[Dataset rows for apps and sites]
---

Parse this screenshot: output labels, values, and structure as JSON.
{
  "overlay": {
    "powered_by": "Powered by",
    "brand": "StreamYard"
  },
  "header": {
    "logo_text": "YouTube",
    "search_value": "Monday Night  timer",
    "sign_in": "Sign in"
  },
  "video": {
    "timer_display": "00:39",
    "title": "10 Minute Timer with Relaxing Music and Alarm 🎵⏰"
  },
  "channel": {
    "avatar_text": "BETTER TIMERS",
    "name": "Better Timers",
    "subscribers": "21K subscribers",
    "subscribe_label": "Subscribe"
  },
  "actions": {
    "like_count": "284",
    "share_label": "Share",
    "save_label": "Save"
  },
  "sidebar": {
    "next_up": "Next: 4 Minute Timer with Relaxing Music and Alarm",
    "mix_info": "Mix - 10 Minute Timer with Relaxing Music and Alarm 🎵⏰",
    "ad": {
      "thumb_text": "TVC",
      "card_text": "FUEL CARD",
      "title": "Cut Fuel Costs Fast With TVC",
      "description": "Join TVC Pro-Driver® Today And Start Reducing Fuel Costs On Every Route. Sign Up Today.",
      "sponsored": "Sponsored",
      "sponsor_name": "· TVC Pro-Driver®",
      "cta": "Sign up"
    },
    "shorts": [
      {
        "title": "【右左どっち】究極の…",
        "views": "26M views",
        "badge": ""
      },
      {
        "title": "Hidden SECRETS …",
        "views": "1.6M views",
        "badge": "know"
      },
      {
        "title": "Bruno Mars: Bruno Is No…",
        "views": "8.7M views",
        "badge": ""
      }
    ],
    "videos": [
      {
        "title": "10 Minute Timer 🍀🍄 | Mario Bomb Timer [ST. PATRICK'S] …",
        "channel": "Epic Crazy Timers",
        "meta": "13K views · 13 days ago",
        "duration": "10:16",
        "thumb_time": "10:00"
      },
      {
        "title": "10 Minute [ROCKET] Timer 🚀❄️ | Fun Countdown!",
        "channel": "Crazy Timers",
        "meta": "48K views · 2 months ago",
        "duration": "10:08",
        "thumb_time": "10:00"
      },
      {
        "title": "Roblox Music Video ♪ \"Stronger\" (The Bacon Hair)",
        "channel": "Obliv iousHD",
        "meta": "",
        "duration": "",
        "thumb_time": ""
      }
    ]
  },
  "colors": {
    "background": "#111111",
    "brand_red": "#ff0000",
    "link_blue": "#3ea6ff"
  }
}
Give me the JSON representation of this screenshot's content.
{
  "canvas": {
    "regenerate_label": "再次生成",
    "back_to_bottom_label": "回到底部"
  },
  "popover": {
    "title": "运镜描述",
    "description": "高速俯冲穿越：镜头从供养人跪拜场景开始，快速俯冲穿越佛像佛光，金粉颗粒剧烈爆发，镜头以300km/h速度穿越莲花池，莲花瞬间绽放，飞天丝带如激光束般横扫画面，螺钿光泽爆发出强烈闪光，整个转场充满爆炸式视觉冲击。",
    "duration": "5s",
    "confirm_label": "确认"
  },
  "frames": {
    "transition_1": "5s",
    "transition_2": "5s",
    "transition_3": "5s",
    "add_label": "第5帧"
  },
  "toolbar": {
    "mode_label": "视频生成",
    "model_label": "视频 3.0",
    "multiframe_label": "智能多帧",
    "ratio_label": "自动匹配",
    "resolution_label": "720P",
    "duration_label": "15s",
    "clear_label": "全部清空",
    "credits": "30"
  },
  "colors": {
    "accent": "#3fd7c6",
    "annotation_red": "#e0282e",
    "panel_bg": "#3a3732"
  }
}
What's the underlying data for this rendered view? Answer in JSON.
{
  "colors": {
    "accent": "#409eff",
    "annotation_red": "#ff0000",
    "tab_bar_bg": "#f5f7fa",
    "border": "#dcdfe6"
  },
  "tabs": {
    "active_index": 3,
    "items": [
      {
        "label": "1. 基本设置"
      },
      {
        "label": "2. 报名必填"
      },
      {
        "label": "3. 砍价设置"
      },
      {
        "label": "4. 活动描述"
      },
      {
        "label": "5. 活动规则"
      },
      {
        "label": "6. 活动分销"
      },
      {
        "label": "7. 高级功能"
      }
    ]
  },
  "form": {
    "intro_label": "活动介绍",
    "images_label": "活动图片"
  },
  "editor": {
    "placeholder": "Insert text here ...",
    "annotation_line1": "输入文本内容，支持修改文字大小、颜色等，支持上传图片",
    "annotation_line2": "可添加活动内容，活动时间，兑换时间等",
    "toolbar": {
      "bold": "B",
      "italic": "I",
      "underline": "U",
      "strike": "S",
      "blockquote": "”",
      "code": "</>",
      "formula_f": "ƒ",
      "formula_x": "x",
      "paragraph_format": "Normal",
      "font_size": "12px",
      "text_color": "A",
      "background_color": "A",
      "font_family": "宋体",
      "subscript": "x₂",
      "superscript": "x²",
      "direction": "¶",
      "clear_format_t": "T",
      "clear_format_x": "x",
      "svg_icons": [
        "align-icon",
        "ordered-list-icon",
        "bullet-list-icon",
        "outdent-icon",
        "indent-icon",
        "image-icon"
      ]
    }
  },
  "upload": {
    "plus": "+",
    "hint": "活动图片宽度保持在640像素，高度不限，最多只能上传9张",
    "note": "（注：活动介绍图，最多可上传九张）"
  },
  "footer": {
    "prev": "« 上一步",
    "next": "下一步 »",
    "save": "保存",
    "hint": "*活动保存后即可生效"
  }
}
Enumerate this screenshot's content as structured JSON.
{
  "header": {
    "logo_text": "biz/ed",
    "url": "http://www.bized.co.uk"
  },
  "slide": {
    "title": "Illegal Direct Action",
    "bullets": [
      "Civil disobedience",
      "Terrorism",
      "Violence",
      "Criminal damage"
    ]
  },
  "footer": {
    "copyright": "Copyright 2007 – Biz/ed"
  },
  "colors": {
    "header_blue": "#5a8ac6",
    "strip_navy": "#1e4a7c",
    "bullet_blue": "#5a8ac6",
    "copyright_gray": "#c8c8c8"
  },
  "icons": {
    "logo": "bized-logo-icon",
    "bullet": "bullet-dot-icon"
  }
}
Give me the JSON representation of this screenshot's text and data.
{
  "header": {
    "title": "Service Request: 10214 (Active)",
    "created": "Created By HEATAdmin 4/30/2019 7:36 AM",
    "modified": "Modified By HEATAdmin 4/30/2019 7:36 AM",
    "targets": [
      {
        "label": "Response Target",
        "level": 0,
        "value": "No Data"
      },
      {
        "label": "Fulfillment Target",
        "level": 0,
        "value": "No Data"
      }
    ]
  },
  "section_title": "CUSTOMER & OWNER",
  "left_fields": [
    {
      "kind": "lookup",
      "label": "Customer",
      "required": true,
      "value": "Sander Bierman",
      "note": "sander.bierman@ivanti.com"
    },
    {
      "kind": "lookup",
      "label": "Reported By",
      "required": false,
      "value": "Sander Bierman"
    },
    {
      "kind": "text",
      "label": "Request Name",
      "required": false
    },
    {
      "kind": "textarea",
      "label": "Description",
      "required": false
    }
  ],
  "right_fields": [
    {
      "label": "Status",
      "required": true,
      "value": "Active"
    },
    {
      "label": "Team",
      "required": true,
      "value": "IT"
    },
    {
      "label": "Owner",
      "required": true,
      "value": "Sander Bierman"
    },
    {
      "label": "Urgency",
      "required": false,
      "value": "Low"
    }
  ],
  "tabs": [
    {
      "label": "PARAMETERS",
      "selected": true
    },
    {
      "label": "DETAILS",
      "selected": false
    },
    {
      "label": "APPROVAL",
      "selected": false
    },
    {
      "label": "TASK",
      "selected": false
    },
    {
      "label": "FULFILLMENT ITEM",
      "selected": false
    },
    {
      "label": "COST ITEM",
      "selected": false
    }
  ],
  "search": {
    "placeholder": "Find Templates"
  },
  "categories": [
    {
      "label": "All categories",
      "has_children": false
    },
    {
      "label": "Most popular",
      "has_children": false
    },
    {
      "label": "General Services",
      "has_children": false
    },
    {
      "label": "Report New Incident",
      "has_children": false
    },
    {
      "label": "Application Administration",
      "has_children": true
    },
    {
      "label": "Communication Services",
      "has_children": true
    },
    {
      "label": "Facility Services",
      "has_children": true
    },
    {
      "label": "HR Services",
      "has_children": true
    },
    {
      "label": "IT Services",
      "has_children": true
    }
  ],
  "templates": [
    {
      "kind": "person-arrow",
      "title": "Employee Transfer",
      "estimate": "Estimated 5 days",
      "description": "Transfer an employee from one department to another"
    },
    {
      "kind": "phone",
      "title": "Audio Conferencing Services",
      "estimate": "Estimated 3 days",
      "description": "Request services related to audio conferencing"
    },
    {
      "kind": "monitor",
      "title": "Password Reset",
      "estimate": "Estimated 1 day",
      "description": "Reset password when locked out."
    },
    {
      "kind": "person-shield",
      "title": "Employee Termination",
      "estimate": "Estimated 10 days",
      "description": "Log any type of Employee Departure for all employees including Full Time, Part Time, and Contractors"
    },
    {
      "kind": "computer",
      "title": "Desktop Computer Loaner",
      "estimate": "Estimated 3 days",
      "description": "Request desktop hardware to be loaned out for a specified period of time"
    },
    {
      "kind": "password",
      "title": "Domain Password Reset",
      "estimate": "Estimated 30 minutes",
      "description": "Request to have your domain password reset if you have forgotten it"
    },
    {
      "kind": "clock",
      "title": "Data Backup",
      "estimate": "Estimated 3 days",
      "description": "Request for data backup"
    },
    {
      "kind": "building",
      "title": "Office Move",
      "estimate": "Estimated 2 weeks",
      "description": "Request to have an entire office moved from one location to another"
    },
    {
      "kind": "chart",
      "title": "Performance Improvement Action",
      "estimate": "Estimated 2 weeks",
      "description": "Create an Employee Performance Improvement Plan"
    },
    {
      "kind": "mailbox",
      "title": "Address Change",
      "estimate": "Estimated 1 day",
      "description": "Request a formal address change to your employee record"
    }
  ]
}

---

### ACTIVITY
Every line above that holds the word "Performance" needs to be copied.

### EXPECTED ANSWER
      "title": "Performance Improvement Action",
      "description": "Create an Employee Performance Improvement Plan"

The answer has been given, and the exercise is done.